All Kit Lambert and Chris Stamp wanted was to make a movie.
The fate of this pair of would-be impresarios was sealed in 1964, when they decided to make a documentary about a West London rock 'n' roll group. Thanks largely to their intervention, the band they set their sights on became the Who, and Lambert and Stamp became two of the most notorious—and ingenious—rock managers in a field crowded with the likes of Brian Epstein, Andrew Loog Oldham, and Robert Stigwood. With the release of Lambert & Stamp, a brilliant, wholly absorbing documentary about the managers' partnership and the era that fed and was fed by it, the circle is complete.
Lambert, in particular, is a fascinating figure, well worthy of a movie of his own. (Which could be in the offing—Cary Elwes has been attached to direct a Lambert biopic.) The Oxford-educated son of a well-regarded classical composer, Lambert had an unconventional upbringing that bridged England's conservative aristocracy and the flamboyance of his father's artistic peers. After finishing his studies, he traveled to the Amazon, where a member of his team was killed by natives. Upon his return to England, he worked at Shepperton Studios, on big British productions like From Russia with Love and The Guns of Navarone. Later, as the Who's producer and manager, he urged Pete Townshend to push beyond the limits of three-minute pop singles and compose something more ambitious; "A Quick One, While He's Away" and later Tommy were the groundbreaking results. Naturally, Lambert was a man of appetite and ego, and his life ended at age 45 in a fog of booze, drugs, and rent boys.
Stamp, on the other hand, was strictly working-class, the brother of renowned actor Terence Stamp and a perfect everyman foil to Lambert's upper-crust gentleman. He was as hetero as Lambert wasn't, first breaking into showbiz as a stagehand at the ballet, a position that suited him perfectly, as he could eyeball the dancers during the performance and then court them afterward.
The men came together at an auspicious time and place: London in the early 1960s, as the Beatles were breaking through and as James Bond's virile British suavity became the biggest export in international cinema. After generations of stuffiness, empire, and warfare, the United Kingdom's capital city had become a hotbed of artistic fecundity, unrivaled in terms of breadth, depth, and influence to this day. Postwar gloom finally gave way to Carnaby Street Technicolor, and an entire nation seemed to loosen. But the prizes—notably sex, drugs, and rock 'n' roll—also became pitfalls.

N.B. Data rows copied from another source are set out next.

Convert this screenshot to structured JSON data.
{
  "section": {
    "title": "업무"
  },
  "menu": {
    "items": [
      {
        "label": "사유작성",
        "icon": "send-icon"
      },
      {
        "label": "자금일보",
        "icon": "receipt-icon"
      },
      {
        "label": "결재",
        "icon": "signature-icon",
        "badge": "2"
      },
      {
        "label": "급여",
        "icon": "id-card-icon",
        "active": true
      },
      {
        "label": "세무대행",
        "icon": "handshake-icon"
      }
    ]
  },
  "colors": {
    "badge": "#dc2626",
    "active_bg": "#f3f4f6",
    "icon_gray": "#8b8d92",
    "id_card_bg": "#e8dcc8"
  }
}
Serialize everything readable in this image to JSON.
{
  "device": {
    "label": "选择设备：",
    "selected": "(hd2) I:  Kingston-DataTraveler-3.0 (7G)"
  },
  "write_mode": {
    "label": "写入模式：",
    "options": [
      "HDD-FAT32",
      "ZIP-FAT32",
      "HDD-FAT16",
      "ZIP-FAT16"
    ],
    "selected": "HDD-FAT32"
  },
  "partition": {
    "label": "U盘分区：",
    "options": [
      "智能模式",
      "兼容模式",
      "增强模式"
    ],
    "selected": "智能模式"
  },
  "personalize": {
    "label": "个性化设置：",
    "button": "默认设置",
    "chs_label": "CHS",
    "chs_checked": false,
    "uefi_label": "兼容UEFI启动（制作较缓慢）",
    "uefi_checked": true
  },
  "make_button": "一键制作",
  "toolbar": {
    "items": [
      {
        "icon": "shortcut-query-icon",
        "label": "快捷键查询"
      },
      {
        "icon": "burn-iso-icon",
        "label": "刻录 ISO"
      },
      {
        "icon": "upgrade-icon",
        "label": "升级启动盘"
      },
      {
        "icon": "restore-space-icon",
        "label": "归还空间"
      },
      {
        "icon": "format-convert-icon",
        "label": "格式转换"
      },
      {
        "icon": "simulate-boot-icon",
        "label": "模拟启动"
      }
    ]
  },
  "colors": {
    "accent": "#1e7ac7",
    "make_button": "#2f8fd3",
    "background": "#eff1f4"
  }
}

Lambert & Stamp was painstakingly assembled over many years by director James D. Cooper, whose bulldog filmmaking style suits his subjects. There's plenty about the Who, of course, including Lambert and Stamp's vibrant footage of the band performing in a seedy London pub, years before Monterey Pop and Woodstock. And there are the requisite Keith Moon stories, although one of the film's most powerful moments comes when Townshend and Roger Daltrey quietly discuss the troubled drummer's mental-health problems. But this remains chiefly a film about the men behind the band. Working in unlikely concert, Lambert and Stamp transformed Townshend, Daltrey, Moon, and John Entwistle ("a fucking genius," Townshend yells in one interview) from a bunch of street-fighting yobs into a multifaceted pop-art act at the height of Swinging London—an incredible feat given how volatile the relationships between the group's members were.
Massive success followed, and of course it all went to shit as the partnership dissolved in lawsuits, acrimony, and frantic grabs for cash. Despite the predictable narrative, the documentary is insightful, sad, and moving, making particular use of a series of interviews conducted with Stamp before his death in 2012. He and the surviving members of the Who are reconciled, and all parties appear to be as amazed as we are at the remarkable, weird, tragic, triumphant story of their lives.
Lambert & Stamp comes at a bountiful time for Who devotees. The band's studio albums have all been newly reissued on vinyl, and Mark Blake's excellent new biography, Pretend You're in a War: The Who & the Sixties, was just published a few weeks ago. Meanwhile, Daltrey and Townshend are currently touring for the band's "50th" anniversary (a number that must come from the release date of their first single, "I Can't Explain"). Cooper's terrific documentary is an essential addition to the canon of one of the most-documented careers in music history, providing more insight than ever into an incredibly mismatched group of men that made violent, impassioned, often misunderstood music.